Task item. All of the records must be repeated exactly as they read.

Dataset rows describing interfaces:

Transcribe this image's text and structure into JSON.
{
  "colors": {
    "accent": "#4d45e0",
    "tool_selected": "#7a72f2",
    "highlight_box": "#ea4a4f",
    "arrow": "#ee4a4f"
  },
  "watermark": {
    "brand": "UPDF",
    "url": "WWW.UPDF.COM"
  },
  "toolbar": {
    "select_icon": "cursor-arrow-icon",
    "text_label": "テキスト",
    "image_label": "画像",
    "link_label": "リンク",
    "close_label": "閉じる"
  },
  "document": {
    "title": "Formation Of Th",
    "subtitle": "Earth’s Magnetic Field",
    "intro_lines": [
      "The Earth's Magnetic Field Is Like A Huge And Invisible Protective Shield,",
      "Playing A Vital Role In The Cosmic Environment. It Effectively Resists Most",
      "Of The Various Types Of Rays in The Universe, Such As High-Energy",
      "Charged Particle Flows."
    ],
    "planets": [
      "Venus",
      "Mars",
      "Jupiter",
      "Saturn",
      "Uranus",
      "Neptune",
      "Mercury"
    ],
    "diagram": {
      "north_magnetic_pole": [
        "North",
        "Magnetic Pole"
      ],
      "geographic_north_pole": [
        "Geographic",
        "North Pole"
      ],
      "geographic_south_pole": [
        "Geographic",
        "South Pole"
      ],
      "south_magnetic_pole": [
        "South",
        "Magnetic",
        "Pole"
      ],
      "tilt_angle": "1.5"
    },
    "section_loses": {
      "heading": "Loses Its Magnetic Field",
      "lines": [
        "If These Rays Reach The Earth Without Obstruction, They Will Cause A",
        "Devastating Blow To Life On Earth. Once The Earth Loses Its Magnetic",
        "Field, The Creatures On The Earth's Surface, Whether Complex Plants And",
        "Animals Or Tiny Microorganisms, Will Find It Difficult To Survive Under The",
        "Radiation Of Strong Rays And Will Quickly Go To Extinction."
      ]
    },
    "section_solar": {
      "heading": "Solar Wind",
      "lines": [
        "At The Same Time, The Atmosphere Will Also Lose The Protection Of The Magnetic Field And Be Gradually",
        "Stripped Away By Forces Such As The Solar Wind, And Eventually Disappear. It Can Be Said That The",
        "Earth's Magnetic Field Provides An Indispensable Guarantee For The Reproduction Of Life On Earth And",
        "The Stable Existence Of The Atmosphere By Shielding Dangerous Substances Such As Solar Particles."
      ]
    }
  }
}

Expected answer.
Transcribe this image's text and structure into JSON.
{
  "colors": {
    "accent": "#4d45e0",
    "tool_selected": "#7a72f2",
    "highlight_box": "#ea4a4f",
    "arrow": "#ee4a4f"
  },
  "watermark": {
    "brand": "UPDF",
    "url": "WWW.UPDF.COM"
  },
  "toolbar": {
    "select_icon": "cursor-arrow-icon",
    "text_label": "テキスト",
    "image_label": "画像",
    "link_label": "リンク",
    "close_label": "閉じる"
  },
  "document": {
    "title": "Formation Of Th",
    "subtitle": "Earth’s Magnetic Field",
    "intro_lines": [
      "The Earth's Magnetic Field Is Like A Huge And Invisible Protective Shield,",
      "Playing A Vital Role In The Cosmic Environment. It Effectively Resists Most",
      "Of The Various Types Of Rays in The Universe, Such As High-Energy",
      "Charged Particle Flows."
    ],
    "planets": [
      "Venus",
      "Mars",
      "Jupiter",
      "Saturn",
      "Uranus",
      "Neptune",
      "Mercury"
    ],
    "diagram": {
      "north_magnetic_pole": [
        "North",
        "Magnetic Pole"
      ],
      "geographic_north_pole": [
        "Geographic",
        "North Pole"
      ],
      "geographic_south_pole": [
        "Geographic",
        "South Pole"
      ],
      "south_magnetic_pole": [
        "South",
        "Magnetic",
        "Pole"
      ],
      "tilt_angle": "1.5"
    },
    "section_loses": {
      "heading": "Loses Its Magnetic Field",
      "lines": [
        "If These Rays Reach The Earth Without Obstruction, They Will Cause A",
        "Devastating Blow To Life On Earth. Once The Earth Loses Its Magnetic",
        "Field, The Creatures On The Earth's Surface, Whether Complex Plants And",
        "Animals Or Tiny Microorganisms, Will Find It Difficult To Survive Under The",
        "Radiation Of Strong Rays And Will Quickly Go To Extinction."
      ]
    },
    "section_solar": {
      "heading": "Solar Wind",
      "lines": [
        "At The Same Time, The Atmosphere Will Also Lose The Protection Of The Magnetic Field And Be Gradually",
        "Stripped Away By Forces Such As The Solar Wind, And Eventually Disappear. It Can Be Said That The",
        "Earth's Magnetic Field Provides An Indispensable Guarantee For The Reproduction Of Life On Earth And",
        "The Stable Existence Of The Atmosphere By Shielding Dangerous Substances Such As Solar Particles."
      ]
    }
  }
}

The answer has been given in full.